Extracted data entries:
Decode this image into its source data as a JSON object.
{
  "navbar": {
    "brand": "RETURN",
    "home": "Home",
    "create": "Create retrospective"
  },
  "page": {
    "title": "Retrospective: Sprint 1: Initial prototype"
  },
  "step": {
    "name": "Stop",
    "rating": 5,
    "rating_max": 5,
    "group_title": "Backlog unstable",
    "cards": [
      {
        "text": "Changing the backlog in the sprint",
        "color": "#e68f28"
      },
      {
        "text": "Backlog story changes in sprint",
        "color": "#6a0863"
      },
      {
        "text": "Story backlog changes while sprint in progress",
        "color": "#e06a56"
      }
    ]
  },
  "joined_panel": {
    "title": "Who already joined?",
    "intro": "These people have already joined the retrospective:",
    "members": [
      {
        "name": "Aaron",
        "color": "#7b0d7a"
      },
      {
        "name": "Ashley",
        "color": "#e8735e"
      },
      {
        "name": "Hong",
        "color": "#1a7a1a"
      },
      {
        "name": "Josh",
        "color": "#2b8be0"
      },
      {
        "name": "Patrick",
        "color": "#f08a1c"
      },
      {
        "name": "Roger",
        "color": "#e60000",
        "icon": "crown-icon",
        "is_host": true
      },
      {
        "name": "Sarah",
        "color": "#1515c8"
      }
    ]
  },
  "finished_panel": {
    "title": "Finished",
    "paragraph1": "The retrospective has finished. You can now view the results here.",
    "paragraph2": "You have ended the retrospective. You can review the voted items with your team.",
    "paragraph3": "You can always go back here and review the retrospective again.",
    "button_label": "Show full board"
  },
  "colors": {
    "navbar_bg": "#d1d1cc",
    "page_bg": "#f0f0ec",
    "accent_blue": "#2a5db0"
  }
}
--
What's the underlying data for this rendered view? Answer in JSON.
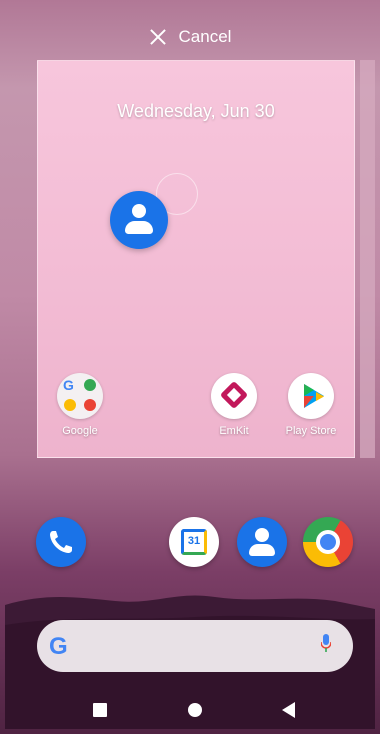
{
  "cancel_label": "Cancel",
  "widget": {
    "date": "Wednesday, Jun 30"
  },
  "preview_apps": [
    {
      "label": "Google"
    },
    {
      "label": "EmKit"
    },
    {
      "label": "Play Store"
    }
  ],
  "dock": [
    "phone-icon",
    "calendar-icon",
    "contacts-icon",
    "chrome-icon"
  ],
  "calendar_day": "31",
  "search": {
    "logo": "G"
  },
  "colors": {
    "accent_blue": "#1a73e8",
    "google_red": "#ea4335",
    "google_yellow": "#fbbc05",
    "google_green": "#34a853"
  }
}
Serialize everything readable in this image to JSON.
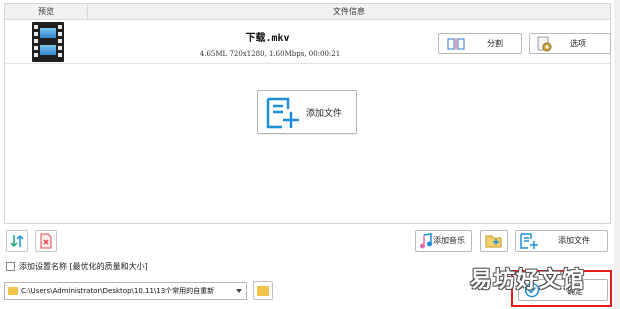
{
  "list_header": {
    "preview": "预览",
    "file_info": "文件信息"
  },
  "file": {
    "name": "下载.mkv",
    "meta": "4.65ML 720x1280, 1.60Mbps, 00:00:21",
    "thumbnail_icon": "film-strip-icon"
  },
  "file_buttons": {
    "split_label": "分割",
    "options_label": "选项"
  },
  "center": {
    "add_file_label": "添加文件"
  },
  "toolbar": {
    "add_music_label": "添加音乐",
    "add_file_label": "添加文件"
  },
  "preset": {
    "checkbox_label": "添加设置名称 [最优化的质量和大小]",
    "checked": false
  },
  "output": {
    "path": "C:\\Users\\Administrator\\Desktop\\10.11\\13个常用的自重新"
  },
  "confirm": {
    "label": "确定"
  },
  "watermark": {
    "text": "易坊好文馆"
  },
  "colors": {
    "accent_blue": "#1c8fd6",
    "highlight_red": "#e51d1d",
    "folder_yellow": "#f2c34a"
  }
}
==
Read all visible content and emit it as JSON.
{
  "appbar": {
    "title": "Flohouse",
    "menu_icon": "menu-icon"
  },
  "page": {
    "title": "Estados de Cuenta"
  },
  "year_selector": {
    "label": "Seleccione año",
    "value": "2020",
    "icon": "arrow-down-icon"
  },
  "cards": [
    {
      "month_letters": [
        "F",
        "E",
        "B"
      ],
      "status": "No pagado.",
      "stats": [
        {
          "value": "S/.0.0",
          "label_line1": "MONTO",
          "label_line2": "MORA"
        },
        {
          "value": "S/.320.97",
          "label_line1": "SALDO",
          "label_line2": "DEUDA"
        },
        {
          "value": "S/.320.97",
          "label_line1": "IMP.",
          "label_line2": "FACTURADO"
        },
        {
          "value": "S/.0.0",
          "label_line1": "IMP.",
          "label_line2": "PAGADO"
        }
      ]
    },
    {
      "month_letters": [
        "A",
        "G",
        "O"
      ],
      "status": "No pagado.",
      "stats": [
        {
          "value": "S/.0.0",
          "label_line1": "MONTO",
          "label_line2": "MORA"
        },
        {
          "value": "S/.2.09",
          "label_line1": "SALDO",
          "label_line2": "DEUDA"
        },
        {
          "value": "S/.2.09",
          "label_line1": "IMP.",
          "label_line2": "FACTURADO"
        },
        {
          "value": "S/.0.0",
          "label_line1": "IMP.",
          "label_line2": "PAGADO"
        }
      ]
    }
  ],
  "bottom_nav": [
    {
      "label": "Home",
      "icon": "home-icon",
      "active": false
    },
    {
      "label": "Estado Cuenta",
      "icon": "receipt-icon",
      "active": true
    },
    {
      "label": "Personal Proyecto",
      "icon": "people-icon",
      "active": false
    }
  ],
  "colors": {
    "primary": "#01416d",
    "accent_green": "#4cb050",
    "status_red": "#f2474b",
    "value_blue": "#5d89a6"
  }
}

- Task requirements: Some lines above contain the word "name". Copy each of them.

- Solved problem:
    "name": "Stop",
        "name": "Aaron",
        "name": "Ashley",
        "name": "Hong",
        "name": "Josh",
        "name": "Patrick",
        "name": "Roger",
        "name": "Sarah",
    "name": "下载.mkv",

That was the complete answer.